|Biographical detail : ||She restored historic Madrasa
A historical figure, Sultan Amir Ibn Abd al-Wahab, was the last ruler of the Tahirid dynasty, which flourished in Yemen from the mid-15th to early 16th centuries. The ornate palace complex he had commissioned at Rada, in southern Yemen, for the Amiriya Madrasa, erected in 1504, was then and is now again one of the great treasures of Islamic art and architecture.
Solidly built of limestone and brick, the Amiriya Madrasa seemed destined to endure as the Sultan’s monumental legacy. But after he was killed in battle in 1517, the complex was left to decay. That the Amiriya Madrasa today stands resplendent after five centuries of neglect is due almost entirely to the efforts of one woman, the Iraqi-born archaeologist Selma al-Radi, who was for many years a research associate at New York University’s Institute of Fine Arts.

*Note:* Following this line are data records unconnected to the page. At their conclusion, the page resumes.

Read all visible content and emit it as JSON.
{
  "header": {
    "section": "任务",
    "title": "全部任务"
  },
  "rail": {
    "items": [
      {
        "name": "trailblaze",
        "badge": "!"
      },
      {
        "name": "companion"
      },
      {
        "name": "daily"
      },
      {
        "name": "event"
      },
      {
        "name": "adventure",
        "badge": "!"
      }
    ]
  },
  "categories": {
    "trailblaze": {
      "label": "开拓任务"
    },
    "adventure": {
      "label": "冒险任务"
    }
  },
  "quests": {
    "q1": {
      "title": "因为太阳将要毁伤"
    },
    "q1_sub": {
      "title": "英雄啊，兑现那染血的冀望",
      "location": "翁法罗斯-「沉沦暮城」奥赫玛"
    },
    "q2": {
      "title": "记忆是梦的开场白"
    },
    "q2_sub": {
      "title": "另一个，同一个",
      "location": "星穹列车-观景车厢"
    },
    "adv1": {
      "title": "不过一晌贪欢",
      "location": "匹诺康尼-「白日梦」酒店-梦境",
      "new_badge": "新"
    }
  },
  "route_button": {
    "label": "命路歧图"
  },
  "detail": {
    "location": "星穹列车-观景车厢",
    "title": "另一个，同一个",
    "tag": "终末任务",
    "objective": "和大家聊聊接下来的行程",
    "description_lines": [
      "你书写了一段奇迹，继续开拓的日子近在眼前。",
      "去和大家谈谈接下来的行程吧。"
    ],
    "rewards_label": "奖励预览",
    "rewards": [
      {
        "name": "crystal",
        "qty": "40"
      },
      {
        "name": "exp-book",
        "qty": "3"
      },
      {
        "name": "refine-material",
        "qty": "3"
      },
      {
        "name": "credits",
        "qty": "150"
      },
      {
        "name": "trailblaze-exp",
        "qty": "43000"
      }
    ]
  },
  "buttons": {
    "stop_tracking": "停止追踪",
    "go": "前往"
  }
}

In an immense undertaking begun in the early 1980s and lasting nearly a quarter-century, Dr. al-Radi oversaw the return of the complex, brick by brick, to its former glory. Three stories high and crowned by six large domes, the Amiriya gleams white as sugar against the sepia landscape. Besides a Madrasa, it comprises a mosque; residential quarters; and a hammam, or bath, equipped with medieval shower stalls.

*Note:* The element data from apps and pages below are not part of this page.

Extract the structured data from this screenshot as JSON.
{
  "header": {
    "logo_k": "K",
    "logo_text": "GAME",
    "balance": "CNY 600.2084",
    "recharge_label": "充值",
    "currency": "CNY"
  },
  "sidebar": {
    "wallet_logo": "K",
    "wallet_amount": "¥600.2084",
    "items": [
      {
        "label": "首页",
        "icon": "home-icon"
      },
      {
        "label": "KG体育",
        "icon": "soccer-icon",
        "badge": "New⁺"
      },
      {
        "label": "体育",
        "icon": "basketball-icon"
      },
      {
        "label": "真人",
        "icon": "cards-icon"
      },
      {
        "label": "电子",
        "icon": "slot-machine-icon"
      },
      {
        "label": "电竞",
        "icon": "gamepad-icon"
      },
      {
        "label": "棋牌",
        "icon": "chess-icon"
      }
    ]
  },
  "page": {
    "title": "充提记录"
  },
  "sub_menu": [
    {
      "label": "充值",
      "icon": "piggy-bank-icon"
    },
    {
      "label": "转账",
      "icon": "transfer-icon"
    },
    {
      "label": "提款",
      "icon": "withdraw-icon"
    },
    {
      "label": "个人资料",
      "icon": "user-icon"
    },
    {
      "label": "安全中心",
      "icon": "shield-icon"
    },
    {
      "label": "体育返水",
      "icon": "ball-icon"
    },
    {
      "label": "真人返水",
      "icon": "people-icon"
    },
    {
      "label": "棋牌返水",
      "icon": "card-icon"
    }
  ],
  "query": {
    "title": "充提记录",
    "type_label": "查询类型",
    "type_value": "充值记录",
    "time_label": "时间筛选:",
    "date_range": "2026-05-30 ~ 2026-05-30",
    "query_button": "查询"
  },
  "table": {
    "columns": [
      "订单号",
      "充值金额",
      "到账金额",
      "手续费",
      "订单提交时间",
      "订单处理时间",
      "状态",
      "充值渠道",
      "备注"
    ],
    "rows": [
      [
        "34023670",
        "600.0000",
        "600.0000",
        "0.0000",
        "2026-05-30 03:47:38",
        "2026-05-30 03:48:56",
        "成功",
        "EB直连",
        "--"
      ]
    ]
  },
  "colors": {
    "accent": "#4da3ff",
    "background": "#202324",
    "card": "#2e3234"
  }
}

The Amiriya Madrasa, which re-opened in 2005 for public, was recognised by the Aga Khan Award for Architecture, in 2007. Presented every three years, the award honours outstanding architectural achievements throughout the Muslim world.

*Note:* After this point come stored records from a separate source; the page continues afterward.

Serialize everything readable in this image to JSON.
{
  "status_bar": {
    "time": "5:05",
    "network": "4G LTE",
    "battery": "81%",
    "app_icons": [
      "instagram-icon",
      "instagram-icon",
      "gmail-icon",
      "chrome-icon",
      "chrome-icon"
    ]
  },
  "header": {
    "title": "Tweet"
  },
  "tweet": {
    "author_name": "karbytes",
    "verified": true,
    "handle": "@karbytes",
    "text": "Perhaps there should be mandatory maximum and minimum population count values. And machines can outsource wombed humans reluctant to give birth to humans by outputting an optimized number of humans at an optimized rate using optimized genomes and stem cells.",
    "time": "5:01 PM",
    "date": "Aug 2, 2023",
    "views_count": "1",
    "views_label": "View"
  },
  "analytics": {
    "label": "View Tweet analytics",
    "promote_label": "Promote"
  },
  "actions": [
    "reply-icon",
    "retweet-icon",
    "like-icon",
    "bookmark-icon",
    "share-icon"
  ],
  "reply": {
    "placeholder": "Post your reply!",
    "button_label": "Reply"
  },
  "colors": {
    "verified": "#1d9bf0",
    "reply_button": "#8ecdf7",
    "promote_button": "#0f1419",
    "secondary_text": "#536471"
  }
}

Earned a bachelor’s degree from Cambridge in Oriental Studies, with a concentration in archaeology and ancient Semitic languages; a master’s degree in art history and Near East archaeology from Columbia; and a Ph.D. in archaeology from the University of Amsterdam, where Dr. al-Radi wrote her dissertation on a Neolithic site in Cyprus.
Her hands deep in the grit of history Dr. al-Radi, over the years, excavated at sites in Iraq, Syria, Turkey, Lebanon, Kuwait and Egypt, but it was for her work in Yemen that she would become renowned.
Her publications included two books on the Amiriya Madrasa, “The Amiriya in Rada: The History and Restoration of a Sixteenth-Century Madrasa in the Yemen” and “Amiriya Madrasa: The Conservation of the Mural Paintings” (Centro di Conservazione Archeologica, 2005; with Roberto Nardi and Chiara Zizola).
Born in Baghdad, daughter of an Iraqi diplomat, Selma al-Radi was reared in Teheran and New Delhi. She died of ovarian cancer at her home in Manhattan, New York.